**TASK:**
Each of the following records is to be printed verbatim.

**AVAILABLE DATA:**
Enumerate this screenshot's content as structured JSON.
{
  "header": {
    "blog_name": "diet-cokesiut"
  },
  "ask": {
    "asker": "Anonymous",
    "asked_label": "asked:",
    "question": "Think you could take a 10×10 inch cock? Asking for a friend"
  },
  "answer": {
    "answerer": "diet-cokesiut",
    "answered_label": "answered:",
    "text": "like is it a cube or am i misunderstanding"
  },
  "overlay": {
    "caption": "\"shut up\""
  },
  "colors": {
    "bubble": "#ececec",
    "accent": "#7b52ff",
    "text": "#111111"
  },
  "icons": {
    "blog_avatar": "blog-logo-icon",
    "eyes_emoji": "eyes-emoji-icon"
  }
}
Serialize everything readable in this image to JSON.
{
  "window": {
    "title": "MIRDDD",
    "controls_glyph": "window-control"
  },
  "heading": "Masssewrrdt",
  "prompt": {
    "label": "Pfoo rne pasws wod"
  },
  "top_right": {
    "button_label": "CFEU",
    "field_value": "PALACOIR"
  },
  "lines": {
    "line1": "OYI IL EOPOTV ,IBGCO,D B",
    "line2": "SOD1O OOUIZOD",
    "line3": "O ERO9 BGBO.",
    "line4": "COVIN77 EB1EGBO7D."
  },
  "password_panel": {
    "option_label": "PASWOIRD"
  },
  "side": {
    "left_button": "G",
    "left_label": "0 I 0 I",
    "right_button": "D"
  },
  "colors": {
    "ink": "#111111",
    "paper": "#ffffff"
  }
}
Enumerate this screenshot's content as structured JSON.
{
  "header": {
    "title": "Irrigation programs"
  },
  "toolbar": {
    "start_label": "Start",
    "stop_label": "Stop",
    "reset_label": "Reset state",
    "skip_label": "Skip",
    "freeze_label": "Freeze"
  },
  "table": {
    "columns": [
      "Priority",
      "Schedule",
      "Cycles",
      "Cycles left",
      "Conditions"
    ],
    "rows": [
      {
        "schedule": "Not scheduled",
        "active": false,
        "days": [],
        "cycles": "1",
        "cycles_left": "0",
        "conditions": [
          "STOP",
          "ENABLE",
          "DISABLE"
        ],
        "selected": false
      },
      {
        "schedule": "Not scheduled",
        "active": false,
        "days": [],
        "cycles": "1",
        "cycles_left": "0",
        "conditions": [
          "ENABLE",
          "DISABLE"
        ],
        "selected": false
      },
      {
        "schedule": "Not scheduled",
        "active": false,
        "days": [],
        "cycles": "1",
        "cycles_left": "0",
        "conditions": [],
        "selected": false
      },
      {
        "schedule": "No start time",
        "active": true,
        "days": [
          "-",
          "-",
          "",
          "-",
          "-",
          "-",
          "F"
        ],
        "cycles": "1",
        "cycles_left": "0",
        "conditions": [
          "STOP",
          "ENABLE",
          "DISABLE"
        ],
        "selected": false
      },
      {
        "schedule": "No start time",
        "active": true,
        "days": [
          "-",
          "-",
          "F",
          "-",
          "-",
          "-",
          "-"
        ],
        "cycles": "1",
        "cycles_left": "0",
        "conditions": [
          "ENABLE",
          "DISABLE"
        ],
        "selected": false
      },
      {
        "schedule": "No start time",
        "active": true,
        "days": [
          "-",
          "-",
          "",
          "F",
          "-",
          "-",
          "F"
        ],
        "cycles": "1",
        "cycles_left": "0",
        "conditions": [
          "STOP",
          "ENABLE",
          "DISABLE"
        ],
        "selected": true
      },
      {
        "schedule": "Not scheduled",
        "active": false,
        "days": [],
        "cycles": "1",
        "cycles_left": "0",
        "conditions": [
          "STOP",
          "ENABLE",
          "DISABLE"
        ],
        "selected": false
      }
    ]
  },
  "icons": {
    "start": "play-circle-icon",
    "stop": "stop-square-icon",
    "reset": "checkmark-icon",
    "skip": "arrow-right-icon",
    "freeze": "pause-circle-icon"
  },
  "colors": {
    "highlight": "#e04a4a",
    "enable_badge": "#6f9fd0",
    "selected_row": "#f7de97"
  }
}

**COMPLETED EXERCISE:**
Enumerate this screenshot's content as structured JSON.
{
  "header": {
    "blog_name": "diet-cokesiut"
  },
  "ask": {
    "asker": "Anonymous",
    "asked_label": "asked:",
    "question": "Think you could take a 10×10 inch cock? Asking for a friend"
  },
  "answer": {
    "answerer": "diet-cokesiut",
    "answered_label": "answered:",
    "text": "like is it a cube or am i misunderstanding"
  },
  "overlay": {
    "caption": "\"shut up\""
  },
  "colors": {
    "bubble": "#ececec",
    "accent": "#7b52ff",
    "text": "#111111"
  },
  "icons": {
    "blog_avatar": "blog-logo-icon",
    "eyes_emoji": "eyes-emoji-icon"
  }
}
Serialize everything readable in this image to JSON.
{
  "window": {
    "title": "MIRDDD",
    "controls_glyph": "window-control"
  },
  "heading": "Masssewrrdt",
  "prompt": {
    "label": "Pfoo rne pasws wod"
  },
  "top_right": {
    "button_label": "CFEU",
    "field_value": "PALACOIR"
  },
  "lines": {
    "line1": "OYI IL EOPOTV ,IBGCO,D B",
    "line2": "SOD1O OOUIZOD",
    "line3": "O ERO9 BGBO.",
    "line4": "COVIN77 EB1EGBO7D."
  },
  "password_panel": {
    "option_label": "PASWOIRD"
  },
  "side": {
    "left_button": "G",
    "left_label": "0 I 0 I",
    "right_button": "D"
  },
  "colors": {
    "ink": "#111111",
    "paper": "#ffffff"
  }
}
Enumerate this screenshot's content as structured JSON.
{
  "header": {
    "title": "Irrigation programs"
  },
  "toolbar": {
    "start_label": "Start",
    "stop_label": "Stop",
    "reset_label": "Reset state",
    "skip_label": "Skip",
    "freeze_label": "Freeze"
  },
  "table": {
    "columns": [
      "Priority",
      "Schedule",
      "Cycles",
      "Cycles left",
      "Conditions"
    ],
    "rows": [
      {
        "schedule": "Not scheduled",
        "active": false,
        "days": [],
        "cycles": "1",
        "cycles_left": "0",
        "conditions": [
          "STOP",
          "ENABLE",
          "DISABLE"
        ],
        "selected": false
      },
      {
        "schedule": "Not scheduled",
        "active": false,
        "days": [],
        "cycles": "1",
        "cycles_left": "0",
        "conditions": [
          "ENABLE",
          "DISABLE"
        ],
        "selected": false
      },
      {
        "schedule": "Not scheduled",
        "active": false,
        "days": [],
        "cycles": "1",
        "cycles_left": "0",
        "conditions": [],
        "selected": false
      },
      {
        "schedule": "No start time",
        "active": true,
        "days": [
          "-",
          "-",
          "",
          "-",
          "-",
          "-",
          "F"
        ],
        "cycles": "1",
        "cycles_left": "0",
        "conditions": [
          "STOP",
          "ENABLE",
          "DISABLE"
        ],
        "selected": false
      },
      {
        "schedule": "No start time",
        "active": true,
        "days": [
          "-",
          "-",
          "F",
          "-",
          "-",
          "-",
          "-"
        ],
        "cycles": "1",
        "cycles_left": "0",
        "conditions": [
          "ENABLE",
          "DISABLE"
        ],
        "selected": false
      },
      {
        "schedule": "No start time",
        "active": true,
        "days": [
          "-",
          "-",
          "",
          "F",
          "-",
          "-",
          "F"
        ],
        "cycles": "1",
        "cycles_left": "0",
        "conditions": [
          "STOP",
          "ENABLE",
          "DISABLE"
        ],
        "selected": true
      },
      {
        "schedule": "Not scheduled",
        "active": false,
        "days": [],
        "cycles": "1",
        "cycles_left": "0",
        "conditions": [
          "STOP",
          "ENABLE",
          "DISABLE"
        ],
        "selected": false
      }
    ]
  },
  "icons": {
    "start": "play-circle-icon",
    "stop": "stop-square-icon",
    "reset": "checkmark-icon",
    "skip": "arrow-right-icon",
    "freeze": "pause-circle-icon"
  },
  "colors": {
    "highlight": "#e04a4a",
    "enable_badge": "#6f9fd0",
    "selected_row": "#f7de97"
  }
}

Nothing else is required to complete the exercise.